- _TASK REQUIREMENTS_: In the listing, find every line that has the string "value" and copy it.

******************************

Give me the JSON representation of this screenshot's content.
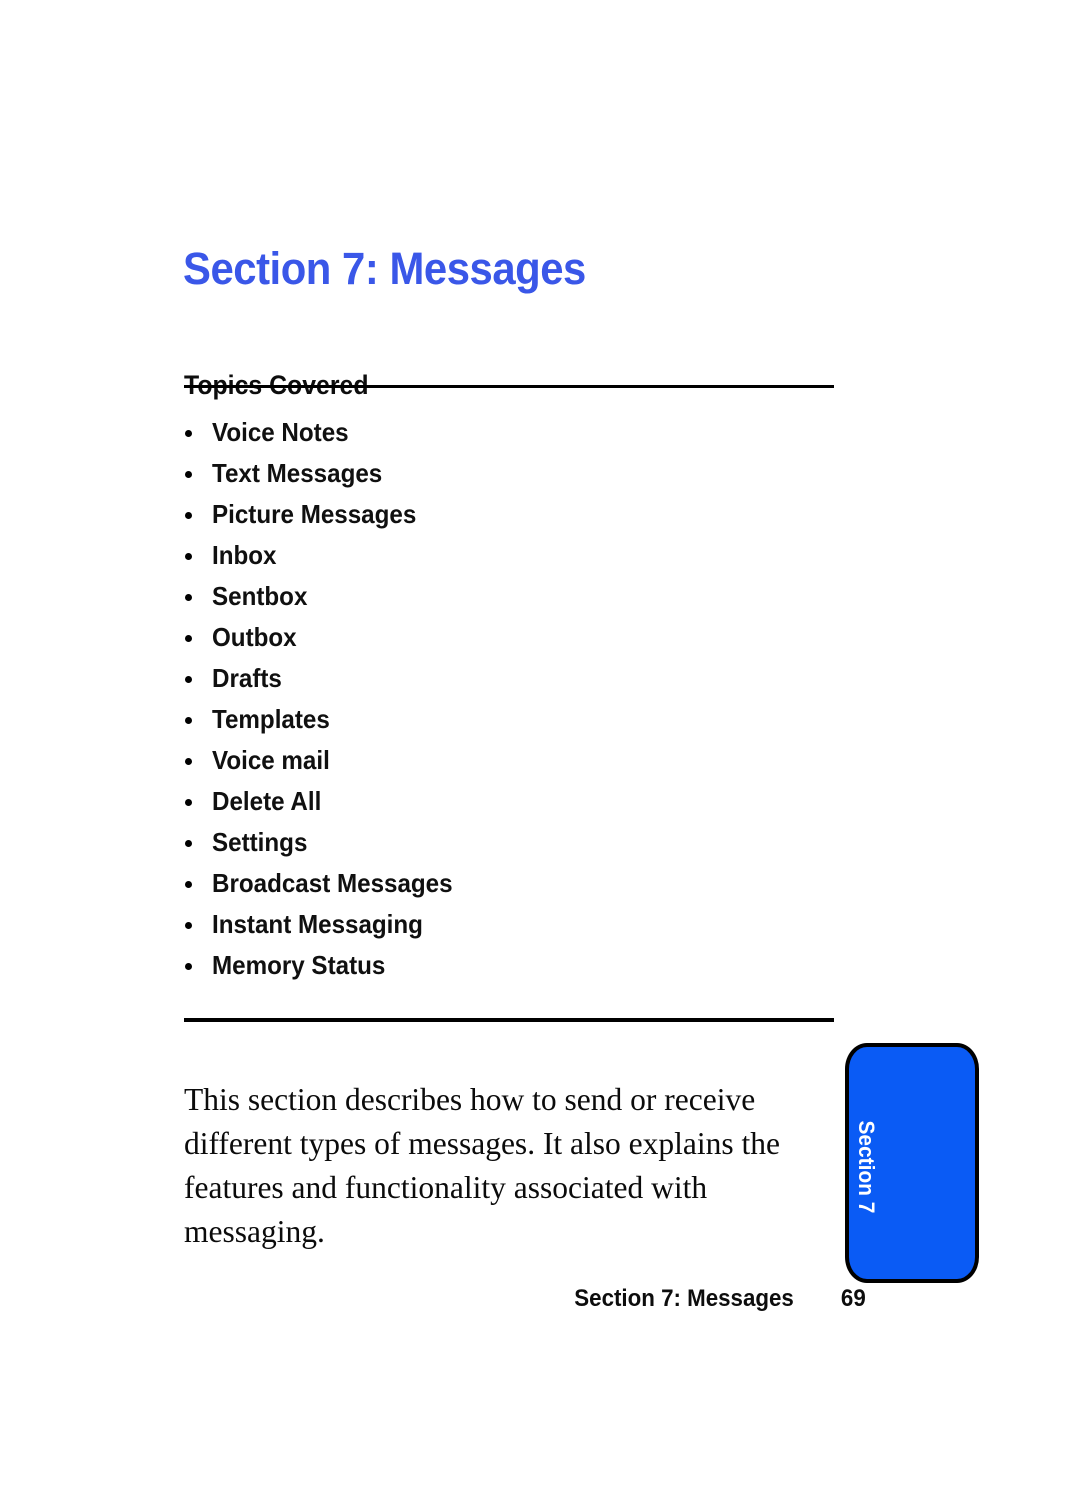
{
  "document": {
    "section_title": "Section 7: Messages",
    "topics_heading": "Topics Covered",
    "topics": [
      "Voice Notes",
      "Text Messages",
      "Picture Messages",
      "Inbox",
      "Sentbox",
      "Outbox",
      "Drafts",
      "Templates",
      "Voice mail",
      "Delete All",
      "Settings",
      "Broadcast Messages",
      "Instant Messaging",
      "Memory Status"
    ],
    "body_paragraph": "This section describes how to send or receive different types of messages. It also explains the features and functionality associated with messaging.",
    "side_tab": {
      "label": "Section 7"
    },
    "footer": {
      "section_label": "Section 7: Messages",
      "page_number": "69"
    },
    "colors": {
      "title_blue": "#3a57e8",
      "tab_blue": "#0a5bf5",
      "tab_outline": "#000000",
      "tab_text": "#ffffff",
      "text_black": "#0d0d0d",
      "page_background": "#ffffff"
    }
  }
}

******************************

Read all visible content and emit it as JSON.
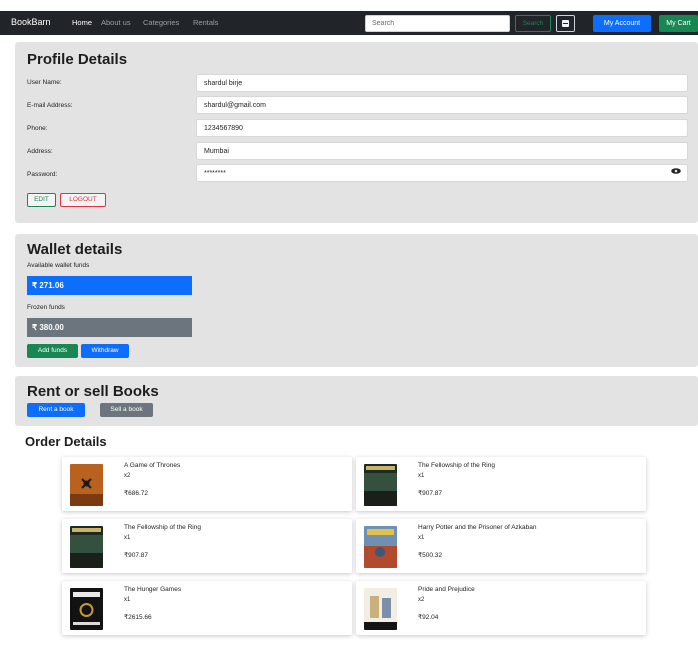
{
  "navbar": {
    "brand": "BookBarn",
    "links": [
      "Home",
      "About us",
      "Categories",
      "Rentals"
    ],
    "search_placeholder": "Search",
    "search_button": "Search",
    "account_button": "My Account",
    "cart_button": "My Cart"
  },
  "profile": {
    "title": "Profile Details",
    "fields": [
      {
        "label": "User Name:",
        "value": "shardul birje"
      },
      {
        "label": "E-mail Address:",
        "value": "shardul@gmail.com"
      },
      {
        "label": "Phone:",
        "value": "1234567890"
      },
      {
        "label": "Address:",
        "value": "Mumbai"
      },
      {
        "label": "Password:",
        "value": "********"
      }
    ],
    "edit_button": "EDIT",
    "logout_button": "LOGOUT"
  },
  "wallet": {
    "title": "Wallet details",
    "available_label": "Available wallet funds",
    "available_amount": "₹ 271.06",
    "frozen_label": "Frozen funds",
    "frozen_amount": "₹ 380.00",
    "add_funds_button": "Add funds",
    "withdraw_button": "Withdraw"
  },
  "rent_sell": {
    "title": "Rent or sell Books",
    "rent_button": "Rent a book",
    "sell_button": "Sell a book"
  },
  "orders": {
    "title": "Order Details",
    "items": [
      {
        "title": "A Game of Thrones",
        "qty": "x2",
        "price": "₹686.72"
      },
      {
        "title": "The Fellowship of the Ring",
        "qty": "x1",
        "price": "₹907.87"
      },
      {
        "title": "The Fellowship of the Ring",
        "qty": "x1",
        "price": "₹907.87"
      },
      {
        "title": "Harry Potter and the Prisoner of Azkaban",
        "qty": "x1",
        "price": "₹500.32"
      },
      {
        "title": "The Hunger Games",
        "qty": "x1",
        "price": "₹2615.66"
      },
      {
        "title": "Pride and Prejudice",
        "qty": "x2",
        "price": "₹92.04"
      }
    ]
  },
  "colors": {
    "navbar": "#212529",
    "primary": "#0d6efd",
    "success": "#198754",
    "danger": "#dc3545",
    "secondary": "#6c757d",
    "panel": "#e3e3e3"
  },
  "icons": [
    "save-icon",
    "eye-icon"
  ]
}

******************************

- _ANSWER BELOW_:
        "value": "shardul birje"
        "value": "shardul@gmail.com"
        "value": "1234567890"
        "value": "Mumbai"
        "value": "********"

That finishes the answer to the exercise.